The sound of his music has become more playful, exuberant and unpredictable over the years. The development, which Mr. Jamal attributes to the confidence he has gained as a performer, is interesting to trace. Mr. Jamal made a series of recordings in the 60's and early 70's that deserve as much attention as his earlier ones (it is unfortunate that only one from that period, ''The Awakening,'' is available on CD). ''Extensions,'' with Mr. Fournier and the bassist Jamil Nasser, is a kinetic tour de force that finds Mr. Jamal reaching under the piano lid plucking strings. On ''At the Top: Poinciana Revisited'' and ''Tranquility,'' which feature the drummer Frank Gant and Mr. Nasser, Mr. Jamal interprets pop hits of the day, ''The Look of Love,'' ''I Say a Little Prayer,'' and even the ''Theme From 'Valley of the Dolls,' '' in inventive ways that respect the integrity of the compositions.

Mr. Jamal's latest release, ''Olympia 2000,'' recorded live in France on his 70th birthday, features the tenor saxophonist George Coleman and another New Orleans drummer, Idris Muhammad. Where in his early work drama builds slowly and subtly, Mr. Jamal now follows whispers with primal screams. His playing has become utterly uninhibited, suffused with a kind of contagious joy whose emotional commitment makes nearly anything the band does work.

Mr. Jamal's influence has been absorbed and built upon by a younger generation of jazz musicians. ''I'm always overwhelmed by his brilliance,'' said the pianist Eric Reed. ''Everything he does is completely organic and original.'' Another pianist, Jacky Terrasson, who cites Mr. Jamal's touch and dynamic range as influences, has helped repopularize Mr. Jamal's ensemble ideas into his own groups.

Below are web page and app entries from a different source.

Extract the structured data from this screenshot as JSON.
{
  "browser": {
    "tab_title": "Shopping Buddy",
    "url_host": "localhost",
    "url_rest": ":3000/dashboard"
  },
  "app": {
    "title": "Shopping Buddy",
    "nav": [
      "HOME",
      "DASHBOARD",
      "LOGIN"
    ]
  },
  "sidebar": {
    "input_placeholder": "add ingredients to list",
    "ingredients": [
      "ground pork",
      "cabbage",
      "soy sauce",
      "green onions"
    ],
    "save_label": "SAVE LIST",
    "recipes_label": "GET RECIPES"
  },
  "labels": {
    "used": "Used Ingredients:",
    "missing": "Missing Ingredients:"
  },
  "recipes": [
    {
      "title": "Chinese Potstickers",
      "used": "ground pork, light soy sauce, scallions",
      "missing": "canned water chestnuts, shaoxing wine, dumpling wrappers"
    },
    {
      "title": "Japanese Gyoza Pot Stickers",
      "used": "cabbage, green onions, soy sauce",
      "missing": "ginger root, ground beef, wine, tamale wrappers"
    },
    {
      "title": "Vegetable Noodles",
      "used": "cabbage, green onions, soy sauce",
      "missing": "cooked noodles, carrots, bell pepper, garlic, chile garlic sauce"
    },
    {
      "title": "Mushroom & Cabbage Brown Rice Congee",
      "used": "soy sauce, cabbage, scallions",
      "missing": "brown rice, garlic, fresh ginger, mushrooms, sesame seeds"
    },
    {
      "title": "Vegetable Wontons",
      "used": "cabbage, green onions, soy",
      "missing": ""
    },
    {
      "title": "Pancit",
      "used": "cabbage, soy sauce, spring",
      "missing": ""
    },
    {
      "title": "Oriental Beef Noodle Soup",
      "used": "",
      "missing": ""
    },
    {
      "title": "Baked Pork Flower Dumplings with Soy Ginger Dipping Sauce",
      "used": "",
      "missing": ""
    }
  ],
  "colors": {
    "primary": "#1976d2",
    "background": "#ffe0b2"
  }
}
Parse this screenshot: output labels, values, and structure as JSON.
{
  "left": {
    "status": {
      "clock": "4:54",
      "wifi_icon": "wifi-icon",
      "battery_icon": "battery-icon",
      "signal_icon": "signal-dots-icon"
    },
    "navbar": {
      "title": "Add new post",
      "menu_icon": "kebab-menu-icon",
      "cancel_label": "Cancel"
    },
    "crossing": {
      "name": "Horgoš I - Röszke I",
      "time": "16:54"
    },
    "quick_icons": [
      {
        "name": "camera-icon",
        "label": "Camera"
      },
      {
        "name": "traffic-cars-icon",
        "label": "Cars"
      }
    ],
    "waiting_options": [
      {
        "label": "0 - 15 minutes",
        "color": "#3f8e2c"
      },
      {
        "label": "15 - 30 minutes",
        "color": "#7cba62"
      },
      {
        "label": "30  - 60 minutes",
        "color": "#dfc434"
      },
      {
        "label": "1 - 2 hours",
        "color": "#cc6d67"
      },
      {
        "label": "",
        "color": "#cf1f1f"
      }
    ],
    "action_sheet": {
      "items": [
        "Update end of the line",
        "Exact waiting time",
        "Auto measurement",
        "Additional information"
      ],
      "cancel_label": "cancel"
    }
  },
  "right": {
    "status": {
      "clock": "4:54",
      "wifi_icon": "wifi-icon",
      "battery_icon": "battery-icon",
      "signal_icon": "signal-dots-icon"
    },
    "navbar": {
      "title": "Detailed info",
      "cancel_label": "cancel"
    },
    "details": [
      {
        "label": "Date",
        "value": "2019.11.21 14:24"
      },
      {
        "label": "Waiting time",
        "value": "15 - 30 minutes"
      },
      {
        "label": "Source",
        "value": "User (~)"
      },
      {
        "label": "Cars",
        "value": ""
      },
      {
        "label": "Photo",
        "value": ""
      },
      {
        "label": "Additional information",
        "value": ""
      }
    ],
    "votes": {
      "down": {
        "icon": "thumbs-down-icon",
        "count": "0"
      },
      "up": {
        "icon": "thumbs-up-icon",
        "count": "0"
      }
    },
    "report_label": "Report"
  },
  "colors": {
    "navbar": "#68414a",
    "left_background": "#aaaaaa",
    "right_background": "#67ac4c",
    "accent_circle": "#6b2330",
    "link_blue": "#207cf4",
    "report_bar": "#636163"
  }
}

Too often in jazz, innovation is seen as a break from tradition rather than an experimental regeneration of it. Ahmad Jamal's innovations are significant because they provide one example of how to take what works in jazz and make something new; how to see old things with new eyes. ''There's nothing new under the sun,'' Mr. Jamal said. ''We're not creative people; the most we can do is reflect creativity. That's what I wrestle with: the ability to be composed, serene and organized enough to reflect creativity properly. That's when wonderful things happen.''

Copyright 2002 The New York Times Company